Task material:
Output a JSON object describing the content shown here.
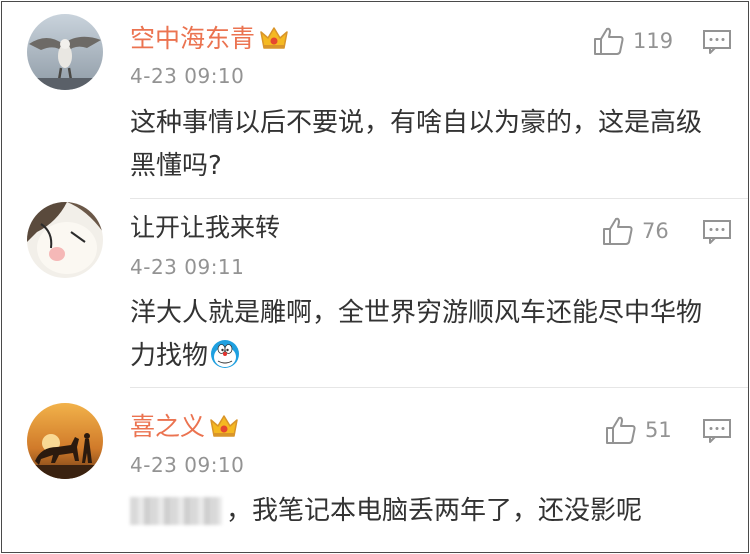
{
  "comments": [
    {
      "username": "空中海东青",
      "vip": true,
      "time": "4-23 09:10",
      "likes": "119",
      "text": "这种事情以后不要说，有啥自以为豪的，这是高级黑懂吗?",
      "avatar_icon": "eagle-avatar"
    },
    {
      "username": "让开让我来转",
      "vip": false,
      "time": "4-23 09:11",
      "likes": "76",
      "text": "洋大人就是雕啊，全世界穷游顺风车还能尽中华物力找物",
      "emoji_icon": "doraemon-emoji",
      "avatar_icon": "cartoon-avatar"
    },
    {
      "username": "喜之义",
      "vip": true,
      "time": "4-23 09:10",
      "likes": "51",
      "text": "，我笔记本电脑丢两年了，还没影呢",
      "avatar_icon": "horse-sunset-avatar"
    }
  ],
  "colors": {
    "vip_name": "#eb7350",
    "normal_name": "#333333",
    "meta_gray": "#939393",
    "crown_gold": "#f5b921"
  },
  "icons": {
    "like": "thumbs-up-icon",
    "reply": "comment-bubble-icon",
    "vip": "crown-icon"
  }
}
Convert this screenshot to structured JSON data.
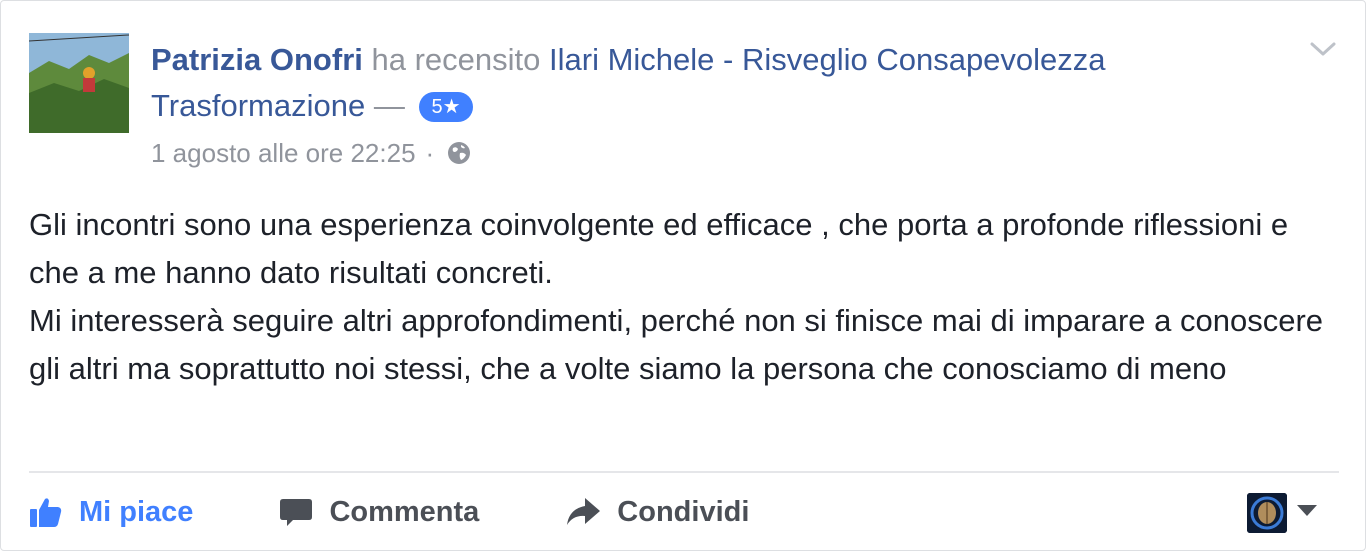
{
  "review": {
    "author": "Patrizia Onofri",
    "verb": "ha recensito",
    "page_name": "Ilari Michele - Risveglio Consapevolezza Trasformazione",
    "dash": "—",
    "rating_label": "5★",
    "timestamp": "1 agosto alle ore 22:25",
    "separator": "·",
    "privacy_icon": "globe-icon",
    "options_icon": "chevron-down-icon",
    "body": [
      "Gli incontri sono una esperienza coinvolgente ed efficace , che porta a profonde riflessioni e che a me hanno dato risultati concreti.",
      "Mi interesserà seguire altri approfondimenti, perché non si finisce mai di imparare a conoscere gli altri ma soprattutto noi stessi, che a volte siamo la persona che conosciamo di meno"
    ]
  },
  "actions": {
    "like_label": "Mi piace",
    "comment_label": "Comment­a",
    "share_label": "Condividi",
    "like_icon": "thumbs-up-icon",
    "comment_icon": "speech-bubble-icon",
    "share_icon": "share-arrow-icon"
  },
  "colors": {
    "link": "#385898",
    "muted": "#90949c",
    "like_active": "#4080ff",
    "badge": "#4080ff",
    "action_text": "#4b4f56"
  }
}
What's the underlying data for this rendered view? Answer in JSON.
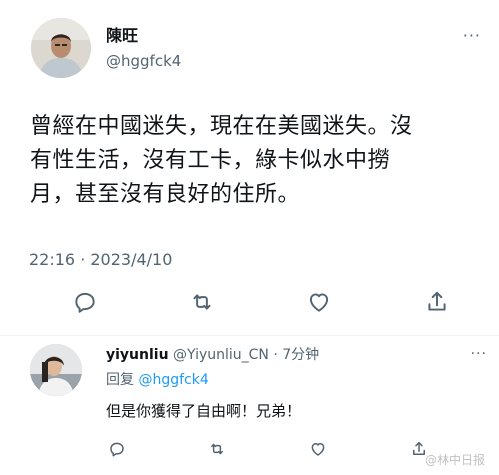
{
  "tweet": {
    "display_name": "陳旺",
    "handle": "@hggfck4",
    "text": "曾經在中國迷失，現在在美國迷失。沒\n有性生活，沒有工卡，綠卡似水中撈\n月，甚至沒有良好的住所。",
    "timestamp": "22:16 · 2023/4/10",
    "more": "···"
  },
  "actions": {
    "icons": [
      "reply-icon",
      "retweet-icon",
      "like-icon",
      "share-icon"
    ]
  },
  "reply": {
    "name": "yiyunliu",
    "meta": "@Yiyunliu_CN · 7分钟",
    "replying_label": "回复",
    "replying_to": "@hggfck4",
    "text": "但是你獲得了自由啊！兄弟！",
    "more": "···"
  },
  "watermark": "@林中日报",
  "colors": {
    "text": "#0f1419",
    "secondary": "#536471",
    "accent": "#1d9bf0",
    "divider": "#eff3f4"
  }
}
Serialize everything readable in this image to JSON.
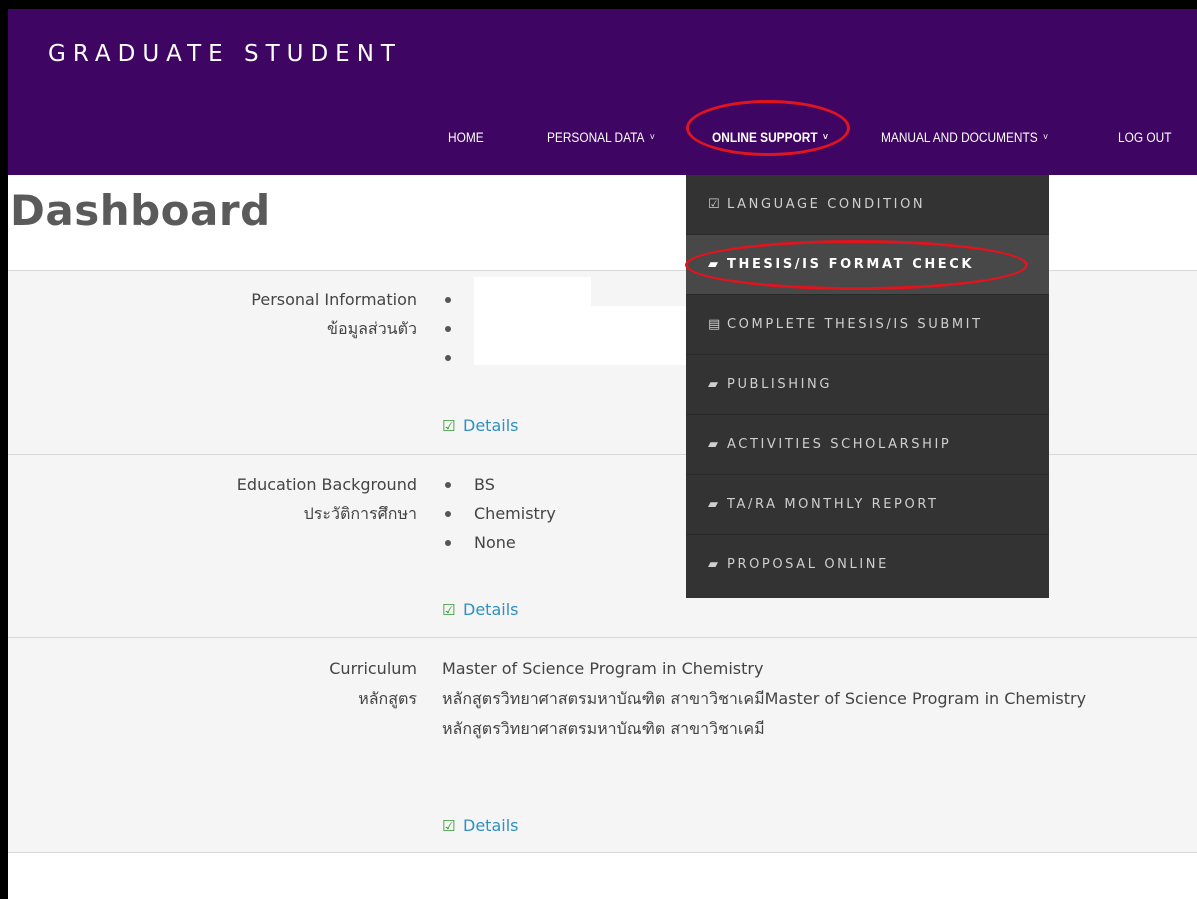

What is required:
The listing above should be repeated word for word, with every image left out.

Output:
Output a JSON object describing the content shown here.
{
  "comments": [
    {
      "username": "空中海东青",
      "vip": true,
      "time": "4-23 09:10",
      "likes": "119",
      "text": "这种事情以后不要说，有啥自以为豪的，这是高级黑懂吗?",
      "avatar_icon": "eagle-avatar"
    },
    {
      "username": "让开让我来转",
      "vip": false,
      "time": "4-23 09:11",
      "likes": "76",
      "text": "洋大人就是雕啊，全世界穷游顺风车还能尽中华物力找物",
      "emoji_icon": "doraemon-emoji",
      "avatar_icon": "cartoon-avatar"
    },
    {
      "username": "喜之义",
      "vip": true,
      "time": "4-23 09:10",
      "likes": "51",
      "text": "，我笔记本电脑丢两年了，还没影呢",
      "avatar_icon": "horse-sunset-avatar"
    }
  ],
  "colors": {
    "vip_name": "#eb7350",
    "normal_name": "#333333",
    "meta_gray": "#939393",
    "crown_gold": "#f5b921"
  },
  "icons": {
    "like": "thumbs-up-icon",
    "reply": "comment-bubble-icon",
    "vip": "crown-icon"
  }
}
Convert this screenshot to structured JSON data.
{
  "review": {
    "author": "Patrizia Onofri",
    "verb": "ha recensito",
    "page_name": "Ilari Michele - Risveglio Consapevolezza Trasformazione",
    "dash": "—",
    "rating_label": "5★",
    "timestamp": "1 agosto alle ore 22:25",
    "separator": "·",
    "privacy_icon": "globe-icon",
    "options_icon": "chevron-down-icon",
    "body": [
      "Gli incontri sono una esperienza coinvolgente ed efficace , che porta a profonde riflessioni e che a me hanno dato risultati concreti.",
      "Mi interesserà seguire altri approfondimenti, perché non si finisce mai di imparare a conoscere gli altri ma soprattutto noi stessi, che a volte siamo la persona che conosciamo di meno"
    ]
  },
  "actions": {
    "like_label": "Mi piace",
    "comment_label": "Comment­a",
    "share_label": "Condividi",
    "like_icon": "thumbs-up-icon",
    "comment_icon": "speech-bubble-icon",
    "share_icon": "share-arrow-icon"
  },
  "colors": {
    "link": "#385898",
    "muted": "#90949c",
    "like_active": "#4080ff",
    "badge": "#4080ff",
    "action_text": "#4b4f56"
  }
}
What's the underlying data for this rendered view? Answer in JSON.
{
  "tweet": {
    "display_name": "陳旺",
    "handle": "@hggfck4",
    "text": "曾經在中國迷失，現在在美國迷失。沒\n有性生活，沒有工卡，綠卡似水中撈\n月，甚至沒有良好的住所。",
    "timestamp": "22:16 · 2023/4/10",
    "more": "···"
  },
  "actions": {
    "icons": [
      "reply-icon",
      "retweet-icon",
      "like-icon",
      "share-icon"
    ]
  },
  "reply": {
    "name": "yiyunliu",
    "meta": "@Yiyunliu_CN · 7分钟",
    "replying_label": "回复",
    "replying_to": "@hggfck4",
    "text": "但是你獲得了自由啊！兄弟！",
    "more": "···"
  },
  "watermark": "@林中日报",
  "colors": {
    "text": "#0f1419",
    "secondary": "#536471",
    "accent": "#1d9bf0",
    "divider": "#eff3f4"
  }
}
Serialize everything readable in this image to JSON.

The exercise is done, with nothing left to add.